Liverpool’s victory over Leicester at the King Power Stadium may have earned the club a fourth consecutive victory since the start of the 2018/19 campaign, but Jurgen Klopp spent the aftermath of the game insisting that the Reds were still in “pre-season mode.”
“From mid-September, we play every three days. We do the work now.”
The manager’s words may well have been engineered in part to downplay title talk amongst the media and supporters, and to ensure a lack of pressure on his players with nine months of the season still left to play. But it also emphasises his belief that the points earned by his squad so far have only sown the seeds for the more strenuous work to come.
Sure enough, the limited playing time for the likes of Jordan Henderson and Xherdan Shaqiri, plus the complete absence of Fabinho in the opening set of fixtures, lends credence to the idea that Klopp has thus far been attempting to maintain the squad’s vigour until the more intense, relentless portion of the season gets underway.
That portion has now arrived.
It feels intrinsically melodramatic to suggest that the stretch from September to October is potentially season-defining for any team, yet this is the situation in which the Reds now find themselves — every individual game feels hugely significant in its own right.

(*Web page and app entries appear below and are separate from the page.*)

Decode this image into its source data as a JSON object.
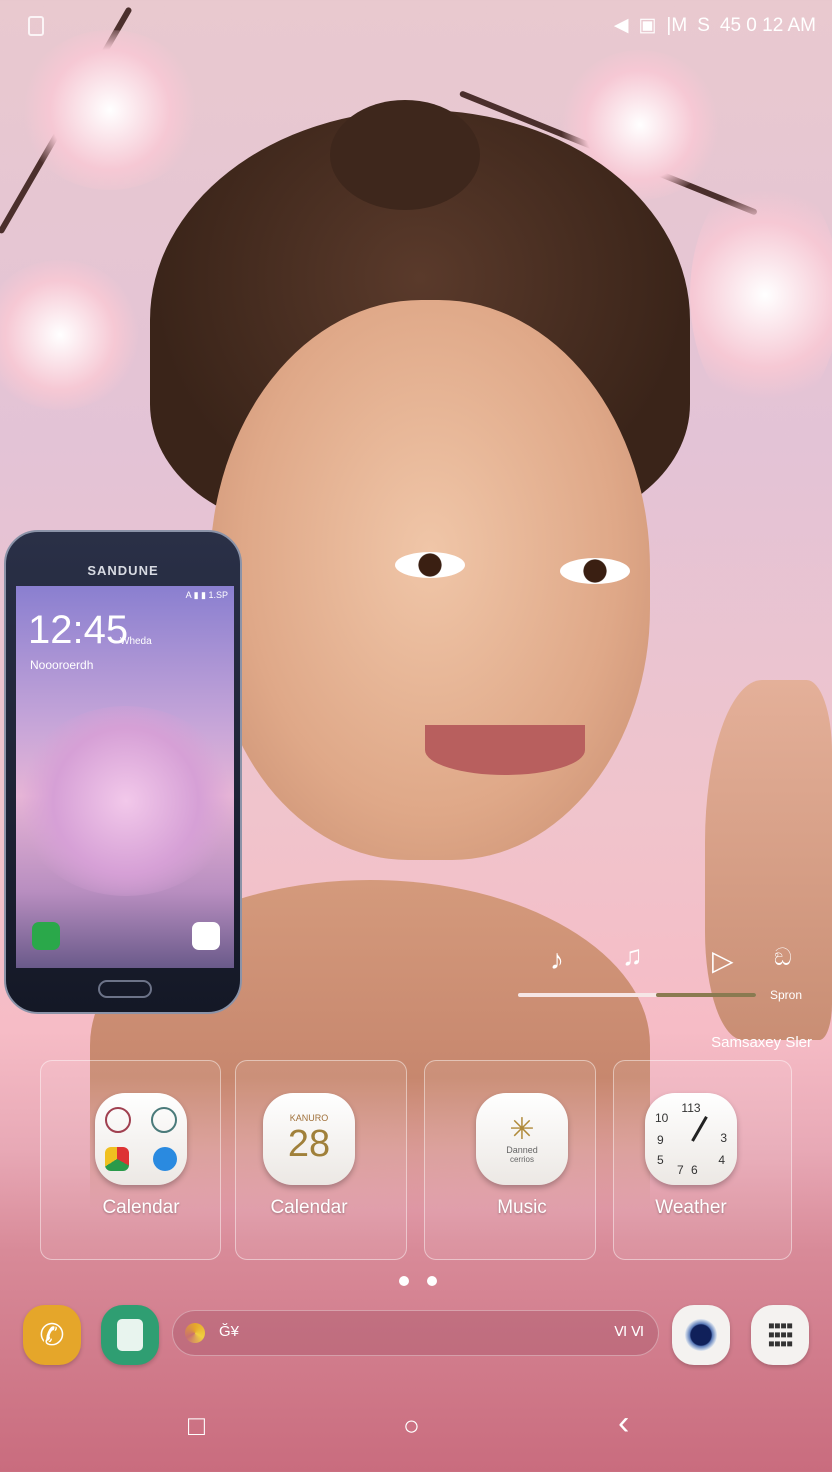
{
  "status_bar": {
    "time": "45 0 12 AM",
    "icons": [
      "notification-icon",
      "image-icon",
      "signal-icon",
      "sync-icon"
    ]
  },
  "phone_promo": {
    "brand": "SANDUNE",
    "screen_time": "12:45",
    "screen_day": "Wheda",
    "screen_date": "Noooroerdh",
    "screen_status": "A ▮ ▮ 1.SP"
  },
  "media_widget": {
    "controls": [
      "music-note-icon",
      "music-notes-icon",
      "play-icon",
      "bug-icon"
    ],
    "action_label": "Spron",
    "progress": 0.58,
    "caption": "Samsaxey Sler"
  },
  "apps": [
    {
      "label": "Calendar",
      "icon": "folder-icon"
    },
    {
      "label": "Calendar",
      "icon": "calendar-icon",
      "month": "KANURO",
      "day": "28"
    },
    {
      "label": "Music",
      "icon": "music-icon",
      "text1": "Danned",
      "text2": "cerrios"
    },
    {
      "label": "Weather",
      "icon": "clock-icon",
      "numbers": [
        "113",
        "10",
        "9",
        "5",
        "6",
        "7",
        "3",
        "4"
      ]
    }
  ],
  "page_indicator": {
    "count": 2,
    "active": 0
  },
  "dock": {
    "phone": "phone-icon",
    "messages": "messages-icon",
    "search_hint": "Ğ¥",
    "search_right": "Ⅵ Ⅵ",
    "camera": "camera-icon",
    "apps": "apps-grid-icon"
  },
  "nav": {
    "recent": "□",
    "home": "○",
    "back": "‹"
  },
  "colors": {
    "dock_phone": "#e5a62a",
    "dock_messages": "#2f9e72",
    "accent": "#c96c7e"
  }
}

Some tough league fixtures will dovetail with Champions League and League Cup draws which could certainly have been kinder. Domestically Liverpool will face the current Premier League champions, as well as the previous season’s winners (twice), while in Europe their first two matches will pit them against Paris Saint-Germain’s Neymar, Edínson Cavani and Kylian Mbappé — arguably the only attacking trio on the planet of comparable quality to the Reds’ own — and one managed by Carlo Ancelotti, who has won the European Cup no fewer than three times.

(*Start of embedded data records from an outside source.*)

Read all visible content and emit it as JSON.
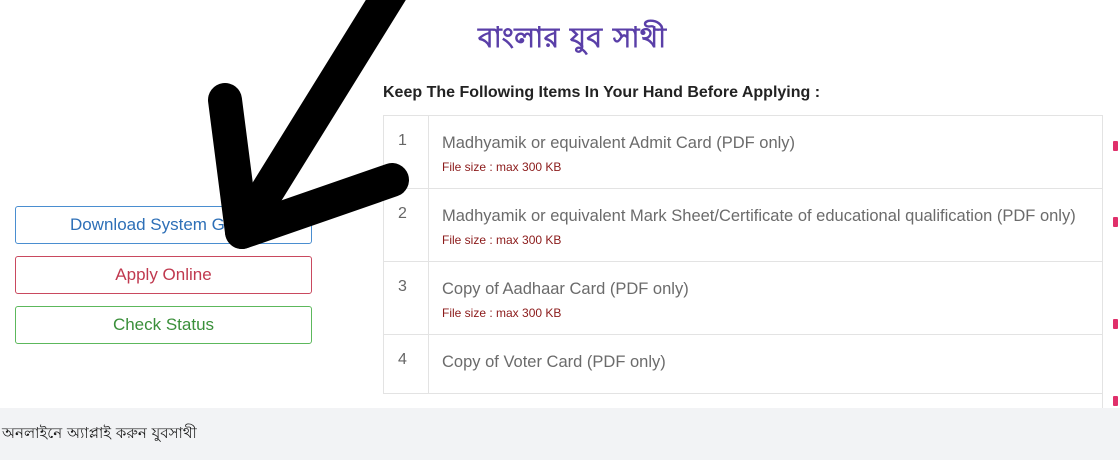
{
  "header": {
    "title": "বাংলার যুব সাথী"
  },
  "sidebar": {
    "download_label": "Download System Guide",
    "apply_label": "Apply Online",
    "status_label": "Check Status"
  },
  "main": {
    "heading": "Keep The Following Items In Your Hand Before Applying :",
    "items": [
      {
        "num": "1",
        "name": "Madhyamik or equivalent Admit Card (PDF only)",
        "size": "File size : max 300 KB"
      },
      {
        "num": "2",
        "name": "Madhyamik or equivalent Mark Sheet/Certificate of educational qualification (PDF only)",
        "size": "File size : max 300 KB"
      },
      {
        "num": "3",
        "name": "Copy of Aadhaar Card (PDF only)",
        "size": "File size : max 300 KB"
      },
      {
        "num": "4",
        "name": "Copy of Voter Card (PDF only)",
        "size": ""
      }
    ]
  },
  "caption": {
    "text": "অনলাইনে অ্যাপ্লাই করুন যুবসাথী"
  },
  "colors": {
    "title": "#5a3fa8",
    "download": "#2d6fb7",
    "apply": "#c0394f",
    "status": "#3a8f3a",
    "file_size": "#8b1a1a",
    "arrow": "#000000"
  },
  "icons": {
    "annotation": "arrow-pointing-down-left-icon"
  }
}
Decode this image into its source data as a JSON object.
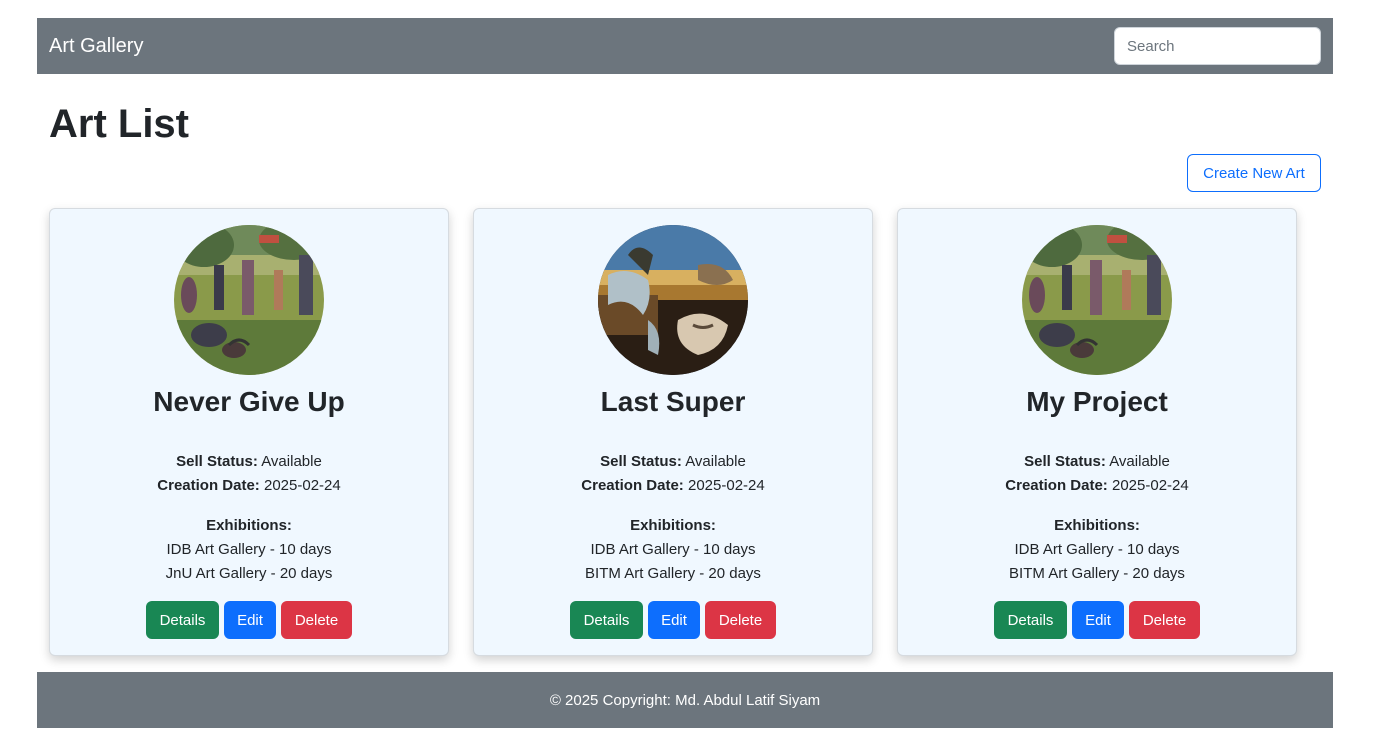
{
  "navbar": {
    "brand": "Art Gallery",
    "search_placeholder": "Search"
  },
  "page": {
    "title": "Art List",
    "create_button": "Create New Art"
  },
  "labels": {
    "sell_status": "Sell Status:",
    "creation_date": "Creation Date:",
    "exhibitions": "Exhibitions:",
    "details": "Details",
    "edit": "Edit",
    "delete": "Delete"
  },
  "arts": [
    {
      "title": "Never Give Up",
      "image": "seurat-park-painting",
      "sell_status": "Available",
      "creation_date": "2025-02-24",
      "exhibitions": [
        "IDB Art Gallery - 10 days",
        "JnU Art Gallery - 20 days"
      ]
    },
    {
      "title": "Last Super",
      "image": "melting-clocks-painting",
      "sell_status": "Available",
      "creation_date": "2025-02-24",
      "exhibitions": [
        "IDB Art Gallery - 10 days",
        "BITM Art Gallery - 20 days"
      ]
    },
    {
      "title": "My Project",
      "image": "seurat-park-painting",
      "sell_status": "Available",
      "creation_date": "2025-02-24",
      "exhibitions": [
        "IDB Art Gallery - 10 days",
        "BITM Art Gallery - 20 days"
      ]
    }
  ],
  "footer": {
    "text": "© 2025 Copyright: Md. Abdul Latif Siyam"
  },
  "colors": {
    "navbar_bg": "#6c757d",
    "card_bg": "#f0f8ff",
    "details": "#198754",
    "edit": "#0d6efd",
    "delete": "#dc3545"
  }
}
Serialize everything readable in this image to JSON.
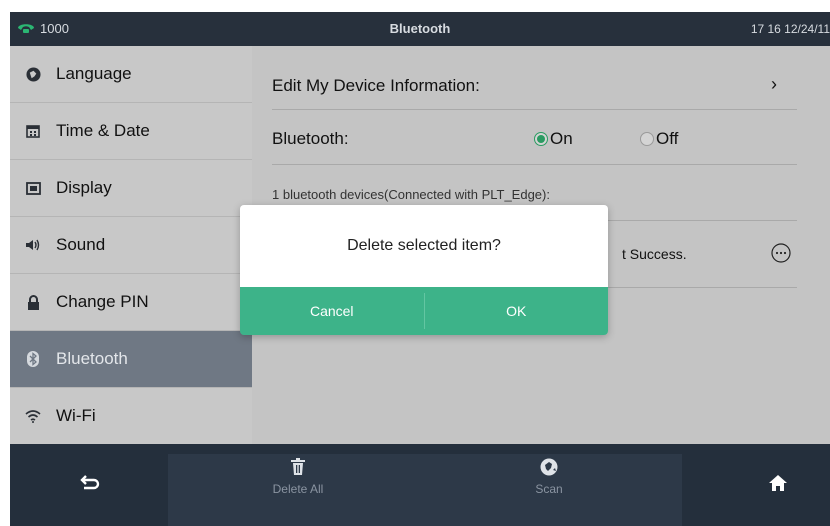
{
  "topbar": {
    "extension": "1000",
    "title": "Bluetooth",
    "clock": "17 16 12/24/11",
    "phone_icon": "phone-icon"
  },
  "sidebar": {
    "items": [
      {
        "label": "Language",
        "icon": "globe-icon"
      },
      {
        "label": "Time & Date",
        "icon": "calendar-icon"
      },
      {
        "label": "Display",
        "icon": "display-icon"
      },
      {
        "label": "Sound",
        "icon": "speaker-icon"
      },
      {
        "label": "Change PIN",
        "icon": "lock-icon"
      },
      {
        "label": "Bluetooth",
        "icon": "bluetooth-icon",
        "active": true
      },
      {
        "label": "Wi-Fi",
        "icon": "wifi-icon"
      }
    ]
  },
  "content": {
    "edit_device": "Edit My Device Information:",
    "chevron": "›",
    "bluetooth_label": "Bluetooth:",
    "on_label": "On",
    "off_label": "Off",
    "bluetooth_state": "On",
    "devices_info": "1 bluetooth devices(Connected with  PLT_Edge):",
    "device_status": "t Success.",
    "more_icon": "more-options-icon"
  },
  "dialog": {
    "message": "Delete selected item?",
    "cancel_label": "Cancel",
    "ok_label": "OK"
  },
  "bottombar": {
    "back_icon": "back-icon",
    "delete_all_label": "Delete All",
    "scan_label": "Scan",
    "home_icon": "home-icon"
  },
  "colors": {
    "accent_green": "#3db389",
    "topbar_bg": "#27303c",
    "active_item_bg": "#6f7884"
  }
}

But having every game feel like a final is the prize Liverpool have earned for becoming one of the most exciting and feared teams in world football.

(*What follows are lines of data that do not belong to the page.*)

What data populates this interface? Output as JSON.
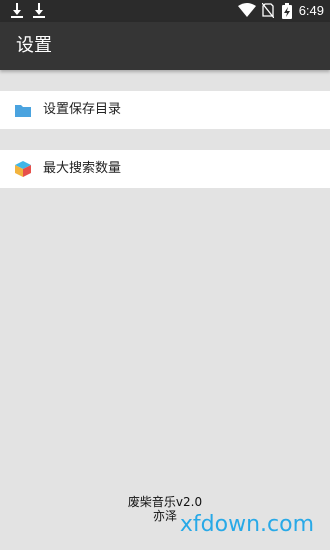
{
  "status_bar": {
    "time": "6:49",
    "icons": [
      "download-icon",
      "download-icon",
      "wifi-icon",
      "no-sim-icon",
      "battery-charging-icon"
    ]
  },
  "app_bar": {
    "title": "设置"
  },
  "settings": [
    {
      "label": "设置保存目录",
      "icon": "folder-icon"
    },
    {
      "label": "最大搜索数量",
      "icon": "cube-icon"
    }
  ],
  "footer": {
    "app_name": "废柴音乐v2.0",
    "author": "亦泽"
  },
  "watermark": "xfdown.com",
  "colors": {
    "status_bar": "#2b2b2b",
    "app_bar": "#353535",
    "background": "#e3e3e3",
    "folder": "#4aa3df",
    "watermark": "#1ea6e8"
  }
}
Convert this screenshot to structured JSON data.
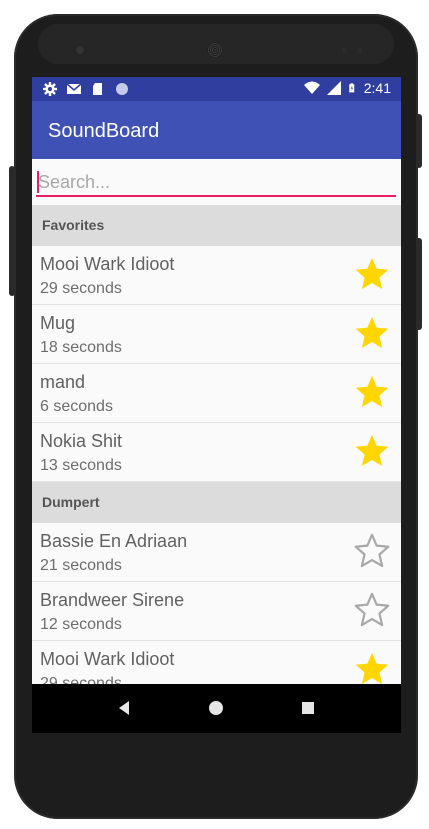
{
  "status_bar": {
    "time": "2:41",
    "left_icons": [
      "settings-icon",
      "mail-icon",
      "sd-card-icon",
      "sync-icon"
    ],
    "right_icons": [
      "wifi-icon",
      "signal-icon",
      "battery-icon"
    ]
  },
  "app_bar": {
    "title": "SoundBoard"
  },
  "search": {
    "placeholder": "Search...",
    "value": ""
  },
  "colors": {
    "primary": "#3f51b5",
    "primary_dark": "#303f9f",
    "accent": "#e91e63",
    "star_filled": "#ffd600"
  },
  "sections": [
    {
      "title": "Favorites",
      "items": [
        {
          "title": "Mooi Wark Idioot",
          "subtitle": "29 seconds",
          "favorite": true
        },
        {
          "title": "Mug",
          "subtitle": "18 seconds",
          "favorite": true
        },
        {
          "title": "mand",
          "subtitle": "6 seconds",
          "favorite": true
        },
        {
          "title": "Nokia Shit",
          "subtitle": "13 seconds",
          "favorite": true
        }
      ]
    },
    {
      "title": "Dumpert",
      "items": [
        {
          "title": "Bassie En Adriaan",
          "subtitle": "21 seconds",
          "favorite": false
        },
        {
          "title": "Brandweer Sirene",
          "subtitle": "12 seconds",
          "favorite": false
        },
        {
          "title": "Mooi Wark Idioot",
          "subtitle": "29 seconds",
          "favorite": true
        }
      ]
    }
  ],
  "nav": {
    "icons": [
      "back-icon",
      "home-icon",
      "recents-icon"
    ]
  }
}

In the past, the Reds would perhaps have been aware that a lack of squad depth or even raw quality would have meant they prioritised one competition over the other, as challenging for both would have been presumed impossible. Not anymore.
Supporters, staff, and squad are all fully of the belief that this is a team capable of seriously competing to win both the Premier League and Champions League. That belief means that every single game is now of the utmost importance.
Let’s be clear — none of the Reds’ upcoming opponents will be relishing their match-up with Jurgen Klopp’s men. Paris Saint Germain board members and players will have groaned with frustration when they found out they would face last year’s finalists, and not the likes of Ajax or CSKA Moscow from pot 3 in the Champions League group stage draw. Napoli owner Aurelio De Laurentiis was so concerned when Liverpool were drawn with his side that he insisted he would lodge a formal complaint about the seeding system with UEFA. Kecks have been well-and-truly sh*t.
In the league, this weekend’s opponents Tottenham are coming off the back of a surprise defeat against Watford, and would surely have preferred an outing against one of the division’s lesser lights in an attempt to reserve their form.
Chelsea may have maintained a 100% start to their league campaign so far, but after Arsenal created a plethora of chances against them at Stamford Bridge and were unlucky not to take the three points, they will be fearful of the problems Liverpool’s attack will inevitably cause them in the double-header to come.
Manchester City, meanwhile, have dropped points much earlier this season than they did last, and after conceding seven goals in their two trips to Anfield last season, you don’t need to watch their All or Nothing documentary to know that Pep Guardiola will be having sleepless nights in the run-up to the game on October 7.
The next international break comes after that match with City, by which point Liverpool could be trying to pick themselves back up again from some chastening results against big rivals, or they could be sitting pretty at the top of their European group and still leading the way in the Premier League.
Whichever way it goes, relish the journey. This is what challenging for the sport’s biggest honours is all about.